Focus: United Nations Sustainable Development Goals: International Youth Day 2017
2017’s THEME: Youth Building Peace
The 2030 Agenda for sustainable development is committed to fostering peaceful and inclusive societies and affirmed that sustainable development cannot be realised without peace and security. It also endure a responsive, inclusive, participatory and representative decision-making at all level at all level. This is why The World Program of Action for Youth, provides a policy frame work and practical guidelines to improve the situation of young people and also promote active involvement of youth in maintaining peace and security.
As the “International Youth Day” (IYD) draw closer, it is very important we remind ourselves some important statistics.

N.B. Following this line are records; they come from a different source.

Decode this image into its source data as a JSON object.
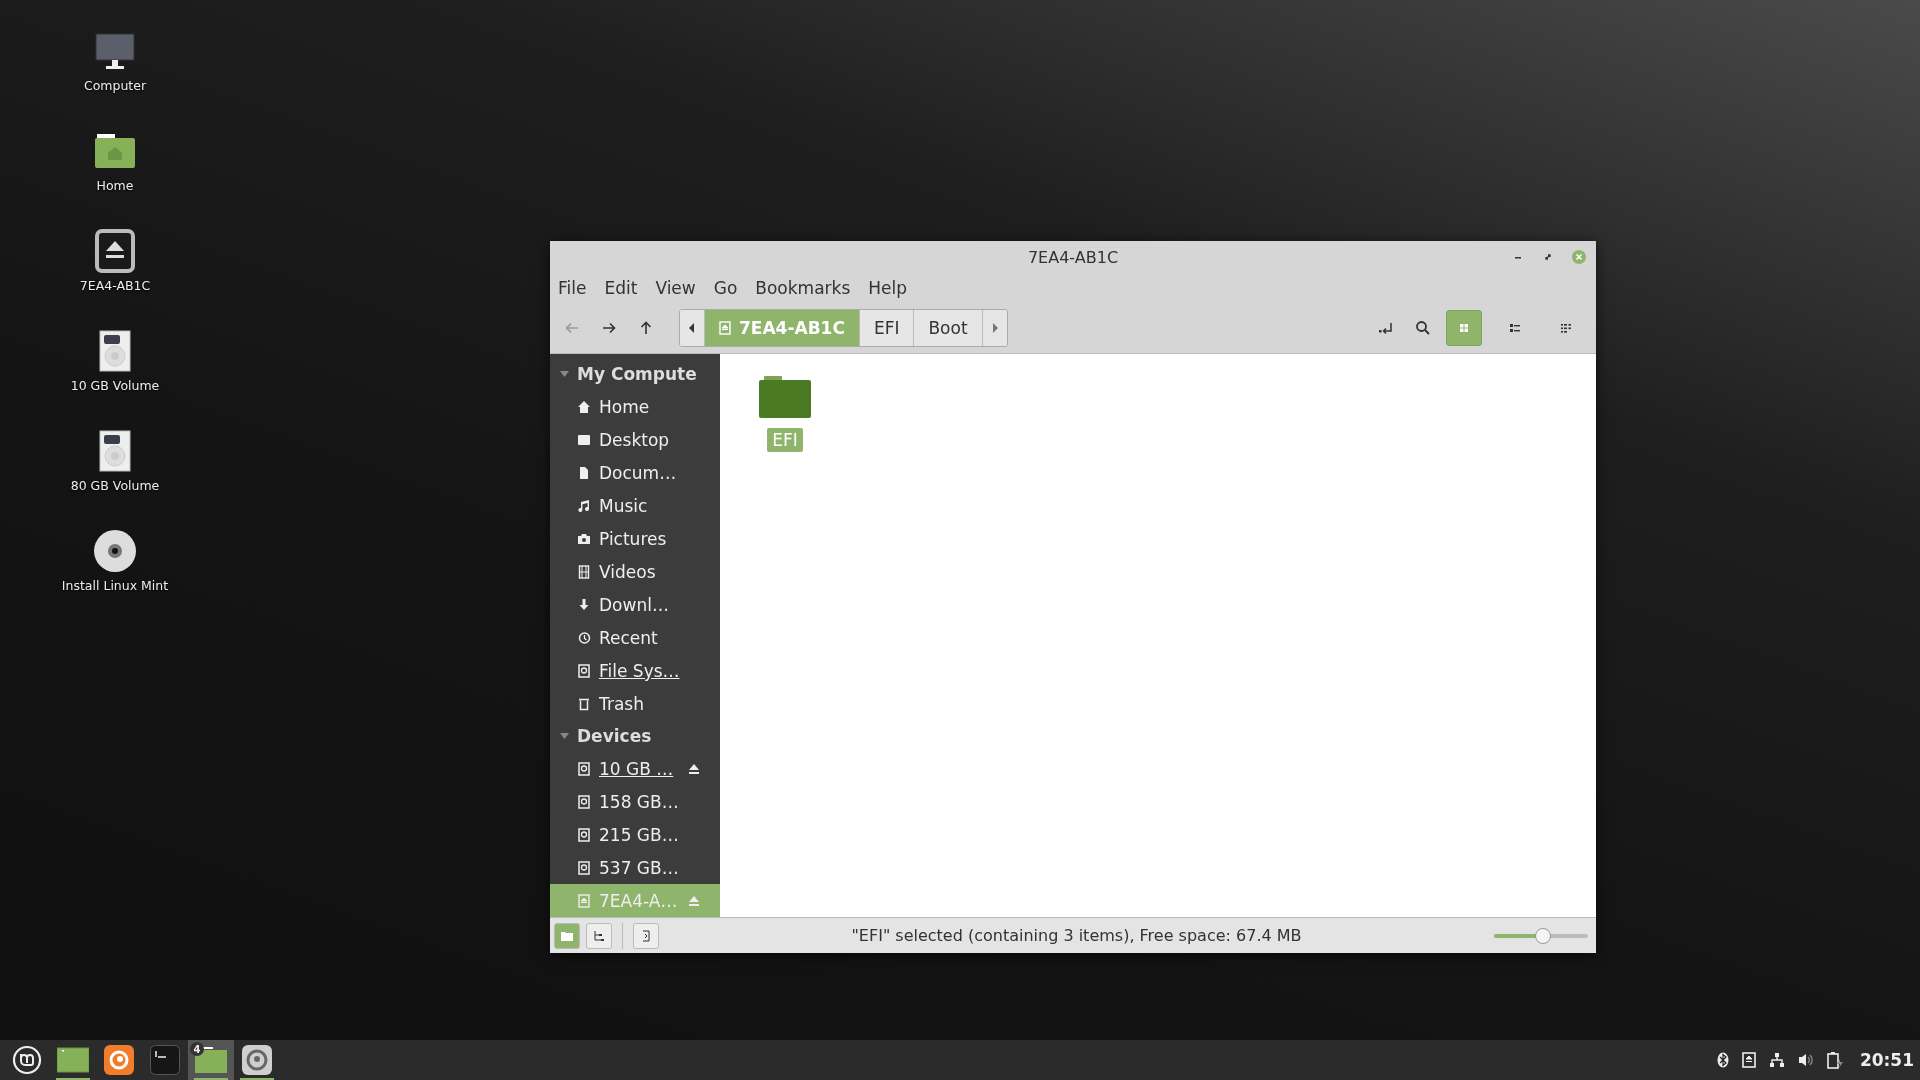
{
  "desktop_icons": [
    {
      "label": "Computer",
      "kind": "computer"
    },
    {
      "label": "Home",
      "kind": "home"
    },
    {
      "label": "7EA4-AB1C",
      "kind": "eject"
    },
    {
      "label": "10 GB Volume",
      "kind": "drive"
    },
    {
      "label": "80 GB Volume",
      "kind": "drive"
    },
    {
      "label": "Install Linux Mint",
      "kind": "disc"
    }
  ],
  "window": {
    "title": "7EA4-AB1C",
    "menu": [
      "File",
      "Edit",
      "View",
      "Go",
      "Bookmarks",
      "Help"
    ],
    "path": [
      {
        "label": "7EA4-AB1C",
        "selected": true,
        "icon": true
      },
      {
        "label": "EFI",
        "selected": false,
        "icon": false
      },
      {
        "label": "Boot",
        "selected": false,
        "icon": false
      }
    ],
    "view_buttons": [
      {
        "kind": "icons",
        "selected": true
      },
      {
        "kind": "list",
        "selected": false
      },
      {
        "kind": "compact",
        "selected": false
      }
    ],
    "sidebar": [
      {
        "title": "My Compute",
        "items": [
          {
            "label": "Home",
            "kind": "home",
            "underlined": false,
            "eject": false,
            "selected": false
          },
          {
            "label": "Desktop",
            "kind": "desktop",
            "underlined": false,
            "eject": false,
            "selected": false
          },
          {
            "label": "Docum…",
            "kind": "document",
            "underlined": false,
            "eject": false,
            "selected": false
          },
          {
            "label": "Music",
            "kind": "music",
            "underlined": false,
            "eject": false,
            "selected": false
          },
          {
            "label": "Pictures",
            "kind": "camera",
            "underlined": false,
            "eject": false,
            "selected": false
          },
          {
            "label": "Videos",
            "kind": "film",
            "underlined": false,
            "eject": false,
            "selected": false
          },
          {
            "label": "Downl…",
            "kind": "download",
            "underlined": false,
            "eject": false,
            "selected": false
          },
          {
            "label": "Recent",
            "kind": "recent",
            "underlined": false,
            "eject": false,
            "selected": false
          },
          {
            "label": "File Sys…",
            "kind": "drive",
            "underlined": true,
            "eject": false,
            "selected": false
          },
          {
            "label": "Trash",
            "kind": "trash",
            "underlined": false,
            "eject": false,
            "selected": false
          }
        ]
      },
      {
        "title": "Devices",
        "items": [
          {
            "label": "10 GB …",
            "kind": "drive",
            "underlined": true,
            "eject": true,
            "selected": false
          },
          {
            "label": "158 GB…",
            "kind": "drive",
            "underlined": false,
            "eject": false,
            "selected": false
          },
          {
            "label": "215 GB…",
            "kind": "drive",
            "underlined": false,
            "eject": false,
            "selected": false
          },
          {
            "label": "537 GB…",
            "kind": "drive",
            "underlined": false,
            "eject": false,
            "selected": false
          },
          {
            "label": "7EA4-A…",
            "kind": "removable",
            "underlined": false,
            "eject": true,
            "selected": true
          }
        ]
      }
    ],
    "files": [
      {
        "name": "EFI",
        "selected": true
      }
    ],
    "status_buttons": [
      {
        "kind": "places",
        "selected": true
      },
      {
        "kind": "tree",
        "selected": false
      },
      {
        "kind": "hide",
        "selected": false
      }
    ],
    "status": "\"EFI\" selected (containing 3 items), Free space: 67.4 MB",
    "zoom": {
      "level": 0.53
    }
  },
  "taskbar": {
    "items": [
      {
        "kind": "menu",
        "running": false,
        "active": false
      },
      {
        "kind": "desktop",
        "running": true,
        "active": false
      },
      {
        "kind": "firefox",
        "running": false,
        "active": false
      },
      {
        "kind": "terminal",
        "running": false,
        "active": false
      },
      {
        "kind": "files",
        "running": true,
        "active": true,
        "badge": "4"
      },
      {
        "kind": "disk",
        "running": true,
        "active": false
      }
    ],
    "clock": "20:51"
  }
}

According to the Global Youth Development Index, an initiative of the Commonwealth secretariat, the world youth population is at all-time high, at 1.8 billion people aged 15 to 29, yet the potential for “Generation Hope” to contribute to a happy, healthy and prosperous future for all could be dashed by widespread joblessness, unequal access to health care and education and political influence. The index also show that many counties are experiencing a “Youth bulge” with adolescent and young adults making up a third of the population. This statistics is a green light of ‘demographic dividend” as young people contribute towards economic growth and well-being.
My mind understands that youth form a unique set within the society. They are often considered one of the most vulnerable set within the social fabric, and also regarded as the greatest source of hope for the nation’s future. The 2030 agenda present a viable platform on which youth activeness can be measured. Even though the global goals does not specifically focus on youth, there are reasonable indicators within the SDGs measuring youth development. There are many questions that come to mind when one discusses the SDGs; how informed are the youths about the SDGs? Are there programs in place to get them informed? How well has this programs helped since the inception of the SDGs. A cursory look at Tanzania and its youths on this topic will help answer some of these questions but the focus now will be on how well informed are the Tanzanian youths about the SDGs.
According to the United Nation Association Tanzania, young people aged 15 – 35 years make up 34.7% of the total population. The youth wing of this association called YUNA with the help of the United Nation resident coordinator Mr. Alvaro Rodriquez has rolled out plans and programs to sensitise the youth on the need to take the information to the grassroots. These program among other things train SDGs ambassador with the aim of sending them to rural areas to increase the SDGs awareness. On the average, this programs has worked well so far but more work should be done in terms of penetration, coordination and follow-up activities. The truth is that there are lots of talks, seminars and workshops done and still ongoing but the actions and results are not commensurate. While the forums are steps to dialogue and set the ground, everyday actions are very much need to achieve the global agenda we are passionately pursuing. “I contribute to the SDGs via my volunteering service in Pemba Island teaching the global goals in schools, but there are so many things we all can do since possibilities are truly infinite.”
In conclusion, Africa and other developing nations should as a matter of urgency formulate policies and programs aimed at involving the youths actively to drive the global goals since the only way to fulfill our 2030 mission is strong determination and undeniable potentials embedded in young people.
Article by omajijohn (@omaji_John)
United nation association Tanzania
Global youth population index
Youth of united nation association